A process by which a series of unrelated pieces of information can become linked into a meaningful single unit or whole.
The pattern of cognitive processes that affect how learners interact and perform in learning situations.
Refers to a set of processes that jointly fixes a memory trace (fact, happening etc.) after it has been acquired.
A large collection of English Language texts (spoken and written words) organised along domain of use, text purpose and frequency of linguistic units/features characteristics within a Standard Language, available online for academic enquiry. These large word banks available for search and research into language use. Examples are the British National Corpus and Corpus of Contemporary American English.
"...a set of conditions where practice had been uniformly associated with improved performance. Significant improvements in performance were realized when individuals were 1) given a task with a well-defined goal, 2) motivated to improve, 3) provided with feedback, and 4) provided with ample opportunities for repetition and gradual refinements of their performance."
Anders Ericsson, K. (2008), Deliberate Practice and Acquisition of Expert Performance: A General Overview. Academic Emergency Medicine, 15: 988-994. https://doi.org/10.1111/j.1553-2712.2008.00227.x
A written or printed letter (or cluster of letters) that corresponds with a specific phoneme. Examples: <ch>, <t>, <x> etc.

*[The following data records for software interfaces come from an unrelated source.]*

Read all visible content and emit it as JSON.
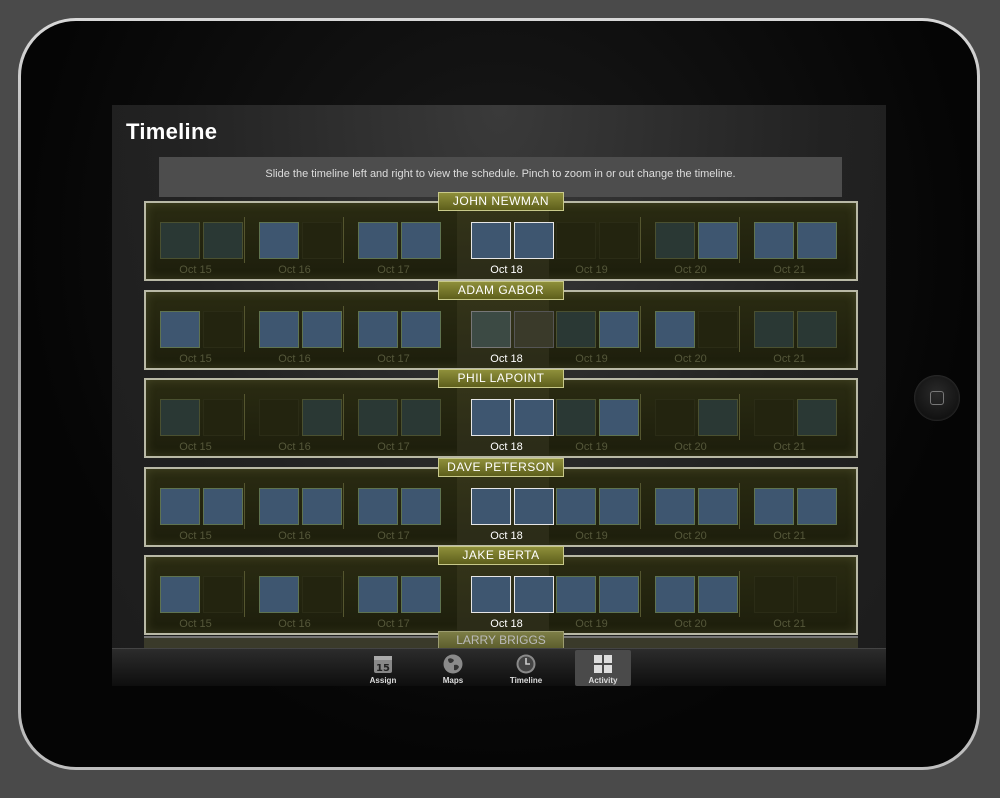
{
  "screen": {
    "title": "Timeline",
    "hint": "Slide the timeline left and right to view the schedule.  Pinch to zoom in or out change the timeline."
  },
  "days": [
    "Oct 15",
    "Oct 16",
    "Oct 17",
    "Oct 18",
    "Oct 19",
    "Oct 20",
    "Oct 21"
  ],
  "current_day": "Oct 18",
  "rows": [
    {
      "name": "JOHN NEWMAN",
      "slots": [
        [
          "dim",
          "dim"
        ],
        [
          "on",
          "off"
        ],
        [
          "on",
          "on"
        ],
        [
          "on",
          "on"
        ],
        [
          "off",
          "off"
        ],
        [
          "dim",
          "on"
        ],
        [
          "on",
          "on"
        ]
      ]
    },
    {
      "name": "ADAM GABOR",
      "slots": [
        [
          "on",
          "off"
        ],
        [
          "on",
          "on"
        ],
        [
          "on",
          "on"
        ],
        [
          "dim",
          "off"
        ],
        [
          "dim",
          "on"
        ],
        [
          "on",
          "off"
        ],
        [
          "dim",
          "dim"
        ]
      ]
    },
    {
      "name": "PHIL LAPOINT",
      "slots": [
        [
          "dim",
          "off"
        ],
        [
          "off",
          "dim"
        ],
        [
          "dim",
          "dim"
        ],
        [
          "on",
          "on"
        ],
        [
          "dim",
          "on"
        ],
        [
          "off",
          "dim"
        ],
        [
          "off",
          "dim"
        ]
      ]
    },
    {
      "name": "DAVE PETERSON",
      "slots": [
        [
          "on",
          "on"
        ],
        [
          "on",
          "on"
        ],
        [
          "on",
          "on"
        ],
        [
          "on",
          "on"
        ],
        [
          "on",
          "on"
        ],
        [
          "on",
          "on"
        ],
        [
          "on",
          "on"
        ]
      ]
    },
    {
      "name": "JAKE BERTA",
      "slots": [
        [
          "on",
          "off"
        ],
        [
          "on",
          "off"
        ],
        [
          "on",
          "on"
        ],
        [
          "on",
          "on"
        ],
        [
          "on",
          "on"
        ],
        [
          "on",
          "on"
        ],
        [
          "off",
          "off"
        ]
      ]
    }
  ],
  "peek_row": {
    "name": "LARRY BRIGGS"
  },
  "tabs": [
    {
      "label": "Assign",
      "icon": "calendar-icon",
      "icon_text": "15",
      "active": false
    },
    {
      "label": "Maps",
      "icon": "globe-icon",
      "active": false
    },
    {
      "label": "Timeline",
      "icon": "clock-icon",
      "active": false
    },
    {
      "label": "Activity",
      "icon": "grid-icon",
      "active": true
    }
  ]
}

The smallest unit of meaning in a language.
The study of the meaning and structure units in a language.